If you search this blog, you'll find UK time management coach and author Mark Forster's name pop up quite a bit. I've been a student, devotee, and practitioner of most every to-do list or task management book, app, or program going. Of course, not much got done as I kept changing systems but that is beside the point. It's my intellectual hobby and I enjoy it.

(Also -- maybe my work is so boring and unimportant that I need new methods to keep myself interested? Discuss.)

But once I found Mark's work, my desire to explore or try other systems -- even other ways of thinking about time management -- faded. His ideas on many issues related to the field are so deep, simple, and profound that I have basically stopped my search for other methods and other teachers. 

Last year, Mark challenged his forum denizens to stick to a single system for a specific time period. For the time period, he chose events off the liturgical calendar. Thus, we had Lenten and Eastertide challenges. So in addition to learning a little more about these events, we also learned the ins and outs of our chosen systems by sticking with them for 40 or so days and reporting back on our results.

For this year's Lenten Challenge (Feb 14-Mar 29), I'll use Mark's most recent system, FFVP, at my workplace. At home, where things are more relaxed and I don't typically face deadline urgencies, I keep a long list of items in a Moleskine cahiers and use one of Mark's "no-list" methods.

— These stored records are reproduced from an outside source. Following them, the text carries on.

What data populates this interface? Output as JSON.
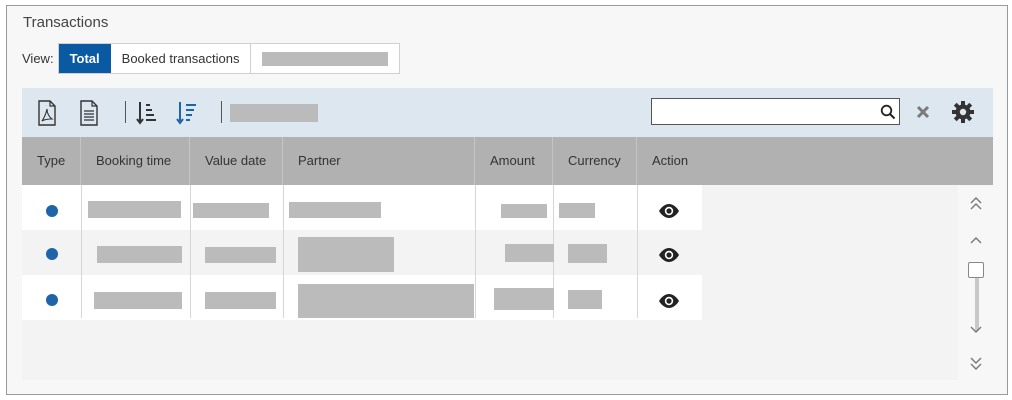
{
  "panel": {
    "title": "Transactions"
  },
  "view": {
    "label": "View:",
    "options": [
      {
        "label": "Total",
        "active": true
      },
      {
        "label": "Booked transactions",
        "active": false
      },
      {
        "label": "",
        "active": false
      }
    ]
  },
  "toolbar": {
    "icons": [
      "pdf-export-icon",
      "document-export-icon",
      "sort-ascending-icon",
      "sort-descending-icon",
      "search-icon",
      "clear-icon",
      "gear-icon"
    ],
    "search": {
      "value": "",
      "placeholder": ""
    }
  },
  "table": {
    "columns": [
      "Type",
      "Booking time",
      "Value date",
      "Partner",
      "Amount",
      "Currency",
      "Action"
    ],
    "rows": [
      {
        "type_status": "booked",
        "action": "view"
      },
      {
        "type_status": "booked",
        "action": "view"
      },
      {
        "type_status": "booked",
        "action": "view"
      }
    ]
  },
  "colors": {
    "accent": "#0a5aa3",
    "status_dot": "#1f64a8",
    "toolbar_bg": "#dde7f0",
    "header_bg": "#b1b1b1"
  }
}
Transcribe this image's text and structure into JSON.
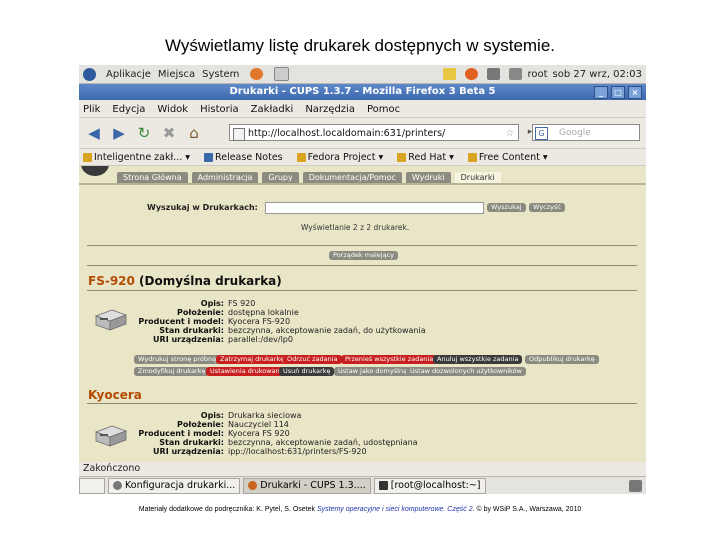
{
  "slide": {
    "title": "Wyświetlamy listę drukarek dostępnych w systemie.",
    "footer_prefix": "Materiały dodatkowe do podręcznika: K. Pytel, S. Osetek",
    "footer_italic": "Systemy operacyjne i sieci komputerowe. Część 2",
    "footer_suffix": ". © by WSiP S.A., Warszawa, 2010"
  },
  "gnome": {
    "menus": [
      "Aplikacje",
      "Miejsca",
      "System"
    ],
    "user": "root",
    "clock": "sob 27 wrz, 02:03"
  },
  "window": {
    "title": "Drukarki - CUPS 1.3.7 - Mozilla Firefox 3 Beta 5",
    "menu": [
      "Plik",
      "Edycja",
      "Widok",
      "Historia",
      "Zakładki",
      "Narzędzia",
      "Pomoc"
    ],
    "url": "http://localhost.localdomain:631/printers/",
    "search_placeholder": "Google",
    "bookmarks": [
      "Inteligentne zakł... ▾",
      "Release Notes",
      "Fedora Project ▾",
      "Red Hat ▾",
      "Free Content ▾"
    ],
    "status": "Zakończono"
  },
  "cups": {
    "tabs": [
      "Strona Główna",
      "Administracja",
      "Grupy",
      "Dokumentacja/Pomoc",
      "Wydruki",
      "Drukarki"
    ],
    "search_label": "Wyszukaj w Drukarkach:",
    "search_btn": "Wyszukaj",
    "clear_btn": "Wyczyść",
    "count_text": "Wyświetlanie 2 z 2 drukarek.",
    "sort_btn": "Porządek malejący",
    "printers": [
      {
        "name": "FS-920",
        "default_label": " (Domyślna drukarka)",
        "fields": [
          {
            "k": "Opis:",
            "v": "FS 920"
          },
          {
            "k": "Położenie:",
            "v": "dostępna lokalnie"
          },
          {
            "k": "Producent i model:",
            "v": "Kyocera FS-920"
          },
          {
            "k": "Stan drukarki:",
            "v": "bezczynna, akceptowanie zadań, do użytkowania"
          },
          {
            "k": "URI urządzenia:",
            "v": "parallel:/dev/lp0"
          }
        ],
        "actions_row1": [
          "Wydrukuj stronę próbną",
          "Zatrzymaj drukarkę",
          "Odrzuć zadania",
          "Przenieś wszystkie zadania",
          "Anuluj wszystkie zadania",
          "Odpublikuj drukarkę"
        ],
        "actions_row2": [
          "Zmodyfikuj drukarkę",
          "Ustawienia drukowania",
          "Usuń drukarkę",
          "Ustaw jako domyślną",
          "Ustaw dozwolonych użytkowników"
        ]
      },
      {
        "name": "Kyocera",
        "fields": [
          {
            "k": "Opis:",
            "v": "Drukarka sieciowa"
          },
          {
            "k": "Położenie:",
            "v": "Nauczyciel 114"
          },
          {
            "k": "Producent i model:",
            "v": "Kyocera FS 920"
          },
          {
            "k": "Stan drukarki:",
            "v": "bezczynna, akceptowanie zadań, udostępniana"
          },
          {
            "k": "URI urządzenia:",
            "v": "ipp://localhost:631/printers/FS-920"
          }
        ]
      }
    ]
  },
  "taskbar": {
    "tasks": [
      "Konfiguracja drukarki...",
      "Drukarki - CUPS 1.3....",
      "[root@localhost:~]"
    ]
  }
}
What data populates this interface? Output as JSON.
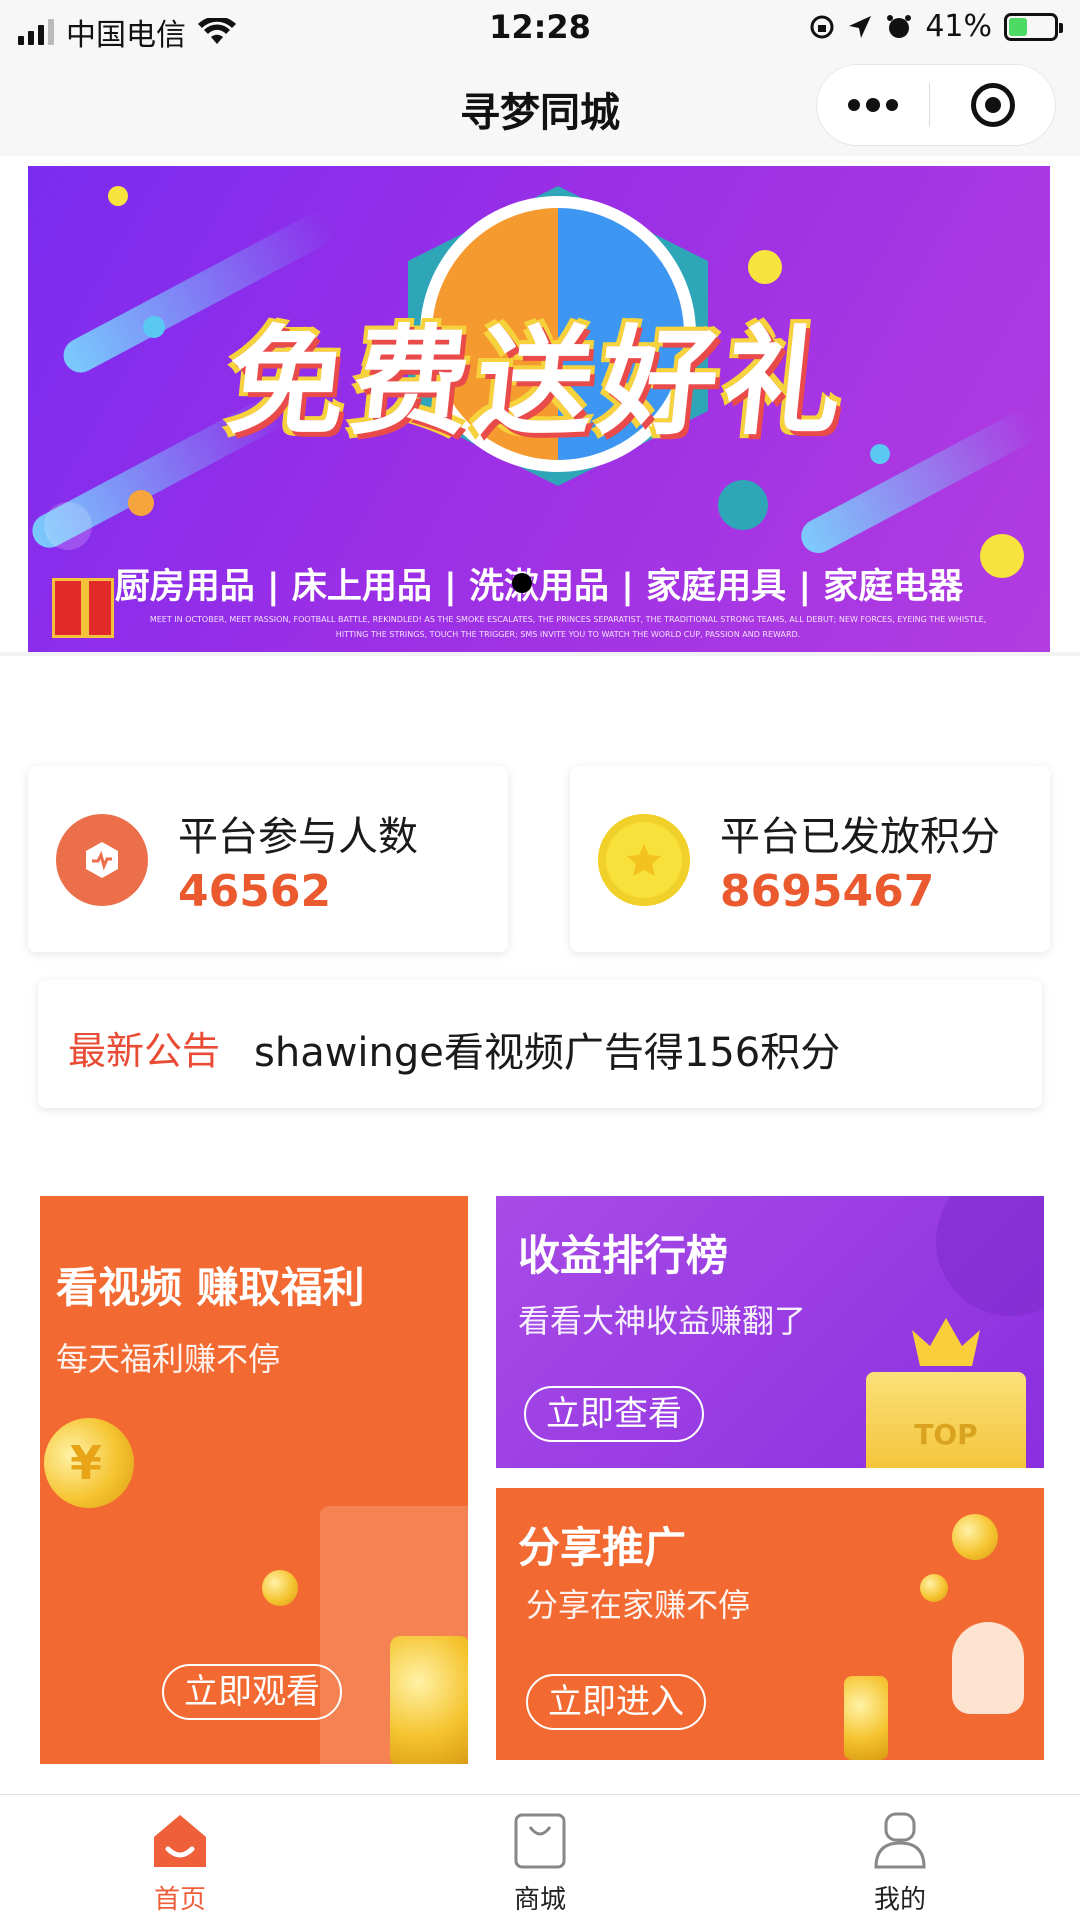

[In looking at last year's posts on Mark's forum, I saw that in 2017 I also gave up podcast-listening for Lent! Sounds like a good idea. I'll start tomorrow. Thank you, past-Mike!]


Michael E Brown @brownstudy